Order prevails in Addis but borders are on fire
The authorities are trying to snuff out unrest that has erupted on the country’s borders. A confidential United Nations report has voiced deep concern.
Apart from stridently announcing on March 1 that an attack on the Grand Ethiopian Renaissance Dam near the borders with Sudan and Eritrea had been foiled, Ethiopia’s government is being put direly to the test by unrest swelling up in the country’s border regions.
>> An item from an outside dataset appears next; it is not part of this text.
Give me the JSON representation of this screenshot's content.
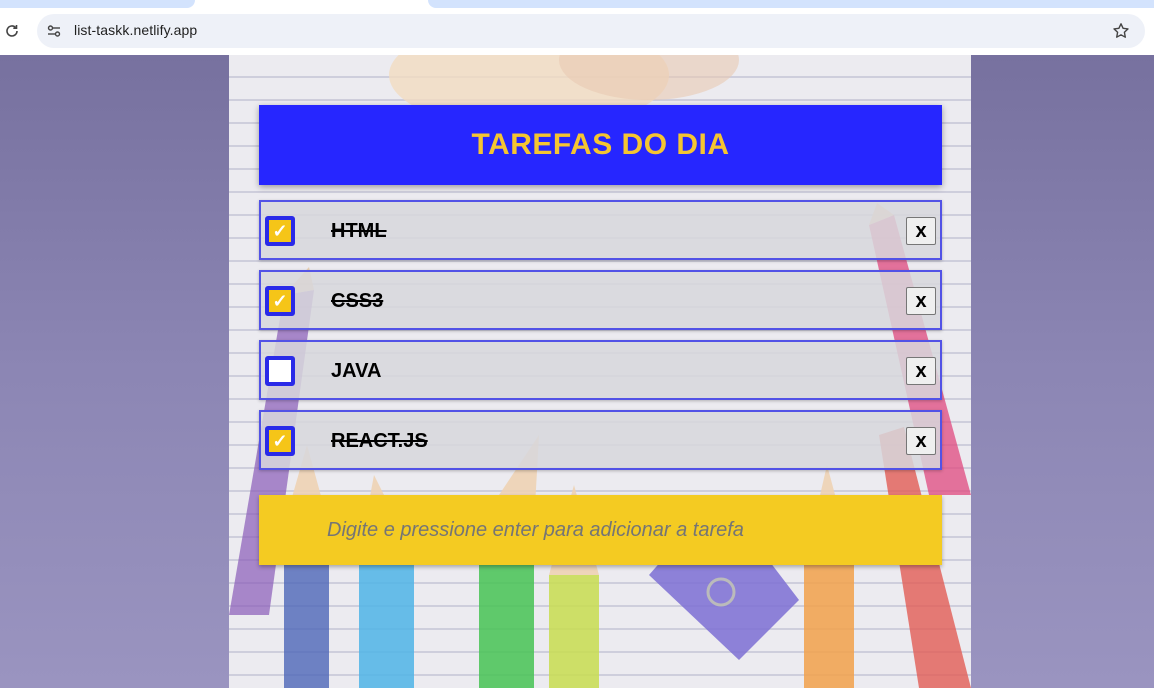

According to a confidential report issued at the end of February and conducted by the UN Department of Safety and Security (UNDSS) - Indian Ocean Newsletter has obtained a copy - the security situation is "sensitive and unpredictable" in Somali National Regional State (SNRS) where the UN unit found an upsurge in activity by the Somali Islamist movement Al Shabaab. That was also the case with the separatist Ogaden National Liberation Front (ONLF) in the Jarar region.
The UN security service also voiced alarm over deadly clashes between members of the Somali and Oromo communities despite attempts on both sides to resolve the conflict. (ION 1444). Roads between SNRS and the Oromo National Regional State are regularly cut at Dheka and between Harare and Djidjiga.
In the ONRS, the UN reported that Regional Special Police Forces were taking part on both sides in the conflict, which has been exacerbated by the arrival of numerous refugees.
Another zone that came to UNDSS’ attention was the Gambella region. The security situation has worsened because of the presence of South Sudanese armed groups composed of Murle, particularly around Gog Woreda.
The war in South Sudan has led the Burma to cross the border, prompting firefights with the police near Dimma Woreda when they sought to rustle cattle.